Fourth, local libraries can play a major role in helping fill the digital divide. The partnership boosted awareness of library resources for the residents and educators. For example, said Huggins, one principal told her that as a result of the program, she'll begin using the library more often, recommend it to her students and view it as a "potential partner."

A Tip List

Huggins offered several tips for others who want to address the digital divide in their own communities:

  • Make sure you understand the area and the population you serve, including the barriers they face and the value they'd see in the programs you might want to offer.

  • Identify the community resources and partners available to help you address the problems. This will help with sustainability, Huggins pointed out, and will increase buy-in for your efforts among the participants.

  • Identify possible service providers and their coverage upfront. Understand where the gaps in coverage exist, whether by driving to each location and checking it out for yourself or scrutinizing coverage maps.

  • Advertise the program in ways that will reach the target audience. Attend back-to-school nights and health fairs, place posters in doctors' offices, preschools and other local businesses. Send information home with students, via flyers, texts and emails.

  • Never give up on delivering high-speed internet. The project found that 77 percent of families would adopt broadband in their homes if the cost were less than $35 per month.

  • Use your libraries. Not only do they already have systems and processes in place to check out digital devices, but they also have staff that are used to providing community outreach and training and are "already seen as a source of community support." Plus, the relationship you build with the library is a reciprocal one. "In the digital age public libraries are really trying to find ways to keep themselves relevant and so providing programs like this helps to ensure that they're staying connected in their communities," said Huggins,

  • Go in with a sustainability mindset. Make sure there are alternatives waiting in the wings to ensure continuity, whether that's new sources of funding or new partners to pick up the slack. That could be libraries or Boys and Girls Clubs or other organizations that want to address the needs of underserved communities.

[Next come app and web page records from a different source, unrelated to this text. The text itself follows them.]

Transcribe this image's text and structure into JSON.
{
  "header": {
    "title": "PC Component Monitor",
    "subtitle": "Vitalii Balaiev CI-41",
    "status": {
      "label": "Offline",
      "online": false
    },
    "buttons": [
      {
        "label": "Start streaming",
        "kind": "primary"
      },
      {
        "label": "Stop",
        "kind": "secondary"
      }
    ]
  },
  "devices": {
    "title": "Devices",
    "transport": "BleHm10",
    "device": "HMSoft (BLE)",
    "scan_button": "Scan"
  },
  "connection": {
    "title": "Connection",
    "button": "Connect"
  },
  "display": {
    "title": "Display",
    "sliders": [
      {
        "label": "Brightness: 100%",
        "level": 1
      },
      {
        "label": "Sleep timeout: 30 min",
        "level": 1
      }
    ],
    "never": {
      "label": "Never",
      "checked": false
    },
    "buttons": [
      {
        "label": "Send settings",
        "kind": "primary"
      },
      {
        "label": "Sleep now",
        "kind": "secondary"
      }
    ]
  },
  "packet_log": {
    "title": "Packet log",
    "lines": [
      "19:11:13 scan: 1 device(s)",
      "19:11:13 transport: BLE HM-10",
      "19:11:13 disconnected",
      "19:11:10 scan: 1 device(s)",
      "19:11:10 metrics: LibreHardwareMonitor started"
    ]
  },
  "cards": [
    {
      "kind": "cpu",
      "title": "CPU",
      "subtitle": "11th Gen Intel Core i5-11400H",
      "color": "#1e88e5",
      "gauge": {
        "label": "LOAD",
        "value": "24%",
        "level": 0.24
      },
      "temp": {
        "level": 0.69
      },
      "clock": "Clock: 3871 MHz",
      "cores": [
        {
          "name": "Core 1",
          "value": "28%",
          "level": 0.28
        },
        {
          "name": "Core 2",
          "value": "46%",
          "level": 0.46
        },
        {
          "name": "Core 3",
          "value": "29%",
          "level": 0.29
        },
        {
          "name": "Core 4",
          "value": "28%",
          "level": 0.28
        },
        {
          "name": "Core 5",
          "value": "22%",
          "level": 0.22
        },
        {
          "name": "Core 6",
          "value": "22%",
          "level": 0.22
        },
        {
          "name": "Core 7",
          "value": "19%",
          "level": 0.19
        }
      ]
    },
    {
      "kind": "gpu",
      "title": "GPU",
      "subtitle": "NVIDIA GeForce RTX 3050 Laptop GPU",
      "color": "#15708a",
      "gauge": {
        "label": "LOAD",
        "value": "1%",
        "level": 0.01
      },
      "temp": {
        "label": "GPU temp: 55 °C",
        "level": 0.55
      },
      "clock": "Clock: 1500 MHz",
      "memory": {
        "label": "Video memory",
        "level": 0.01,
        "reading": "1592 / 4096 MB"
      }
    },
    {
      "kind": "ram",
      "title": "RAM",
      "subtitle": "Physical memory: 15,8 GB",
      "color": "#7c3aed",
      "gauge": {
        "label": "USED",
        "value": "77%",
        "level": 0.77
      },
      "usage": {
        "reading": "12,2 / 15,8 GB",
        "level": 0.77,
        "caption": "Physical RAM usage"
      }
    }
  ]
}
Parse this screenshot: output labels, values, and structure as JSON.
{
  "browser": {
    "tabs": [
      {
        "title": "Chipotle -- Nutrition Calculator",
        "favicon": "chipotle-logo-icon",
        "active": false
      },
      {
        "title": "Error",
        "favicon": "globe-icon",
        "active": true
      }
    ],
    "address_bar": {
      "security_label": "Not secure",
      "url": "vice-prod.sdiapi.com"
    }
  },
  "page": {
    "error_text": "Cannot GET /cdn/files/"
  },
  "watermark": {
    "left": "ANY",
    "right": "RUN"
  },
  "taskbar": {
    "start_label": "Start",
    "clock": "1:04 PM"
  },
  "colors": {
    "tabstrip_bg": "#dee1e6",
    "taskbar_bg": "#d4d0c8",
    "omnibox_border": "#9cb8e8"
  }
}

"The digital divide is one of the greatest equity issues that we're facing today," Huggins asserted. "Internet is no longer a luxury for families. It's really needed for a multitude of tasks every day beyond just school work. Families need to access their health information and health services; they need community services; they get their news; they access work-related resources for working from home. And if you're applying a job now, you have to apply for them online. We connect with our family and our friends online. We do banking. We do shopping. There are very few activities that we do on a daily basis that do not now require access to the internet. And so those that lack access to high speed internet are automatically at a disadvantage."